The wonder and wisdom of the gospel is that God’s trauma addresses both these storylines. The atonement Jesus procures for us is the announcement that we are sinners who struggle with lust and anger but also the good news that this sin is not grounds for separation; it is the very soil in which the work of redemption will grow forth. Furthermore, Jesus’s death is also God’s invitation to be restored. It is God’s invitation to turn and face our wounds, to find the One who chooses not to be immune to or offended by our pain, and who instead becomes so acquainted with our pain that he offers his splayed and broken body for our nourishment and forgiveness.

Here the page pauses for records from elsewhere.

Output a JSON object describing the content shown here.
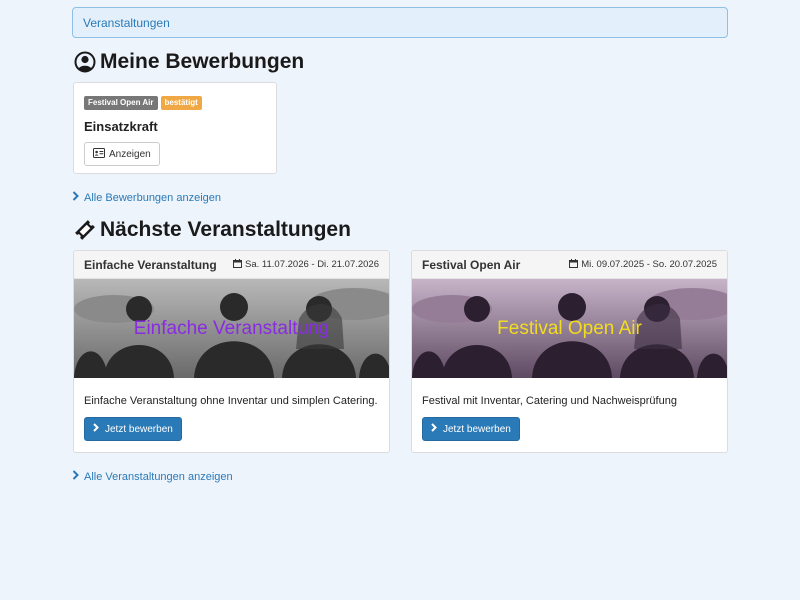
{
  "breadcrumb": {
    "label": "Veranstaltungen"
  },
  "my_applications": {
    "title": "Meine Bewerbungen",
    "icon": "user-circle-icon",
    "items": [
      {
        "event_badge": "Festival Open Air",
        "status_badge": "bestätigt",
        "role": "Einsatzkraft",
        "view_label": "Anzeigen"
      }
    ],
    "show_all_label": "Alle Bewerbungen anzeigen"
  },
  "next_events": {
    "title": "Nächste Veranstaltungen",
    "icon": "ticket-icon",
    "items": [
      {
        "name": "Einfache Veranstaltung",
        "dates": "Sa. 11.07.2026 - Di. 21.07.2026",
        "image_title": "Einfache Veranstaltung",
        "image_title_color": "#8a2be2",
        "image_tint": "gray",
        "description": "Einfache Veranstaltung ohne Inventar und simplen Catering.",
        "apply_label": "Jetzt bewerben"
      },
      {
        "name": "Festival Open Air",
        "dates": "Mi. 09.07.2025 - So. 20.07.2025",
        "image_title": "Festival Open Air",
        "image_title_color": "#f2dc1e",
        "image_tint": "purple",
        "description": "Festival mit Inventar, Catering und Nachweisprüfung",
        "apply_label": "Jetzt bewerben"
      }
    ],
    "show_all_label": "Alle Veranstaltungen anzeigen"
  },
  "colors": {
    "accent": "#2a7ab8",
    "background": "#eef4fc",
    "badge_gray": "#777777",
    "badge_orange": "#f0a844"
  }
}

Jesus’s death is also God’s invitation to be restored. It is God’s invitation to turn and face our wounds.”

In the years I have spent working with trauma, I have learned about the efficacy of good treatment, but I have learned far more about the nature of repentance. Repentance is not feeling guilty and doing our best not to make another mistake; it is turning to see the prodigal God who waits for our return so that a party can commence. This is Stacey’s God, and I long to know the delight she has found.

What I’ve learned is that I will know God most in my traumas. When I sin and when I am harmed by others, I often see Stacey’s face, as she playfully smacks at her gum, leaning over a counter, and looks into my eyes. It is as if she is asking me, “Jay, where is it that you come from that you would fall into this area of sin and violence?” And in other seasons she looks at me and says, “I wonder, now that this harm has happened to you, where will you go?”

Brene Brown, a professor who has spent her career researching authentic leadership and shame, has discovered that our capacity for wholeheartedness—what we might commonly refer to as wholeness, healing, and joy—can never be greater than our willingness to be broken hearted. If I am to live with a whole heart, then it will be to the degree that I am willing to enter into the depths of what I have experienced. How do I hold onto the reality that I have done great harm to others and to myself while also being vulnerable enough to open my wounded heart and body to receive comfort and kindness? Stacey’s life offers me the best answer I know—to read the thick maroon files of my life’s violation and pain and to be willing to ask others where to find the party.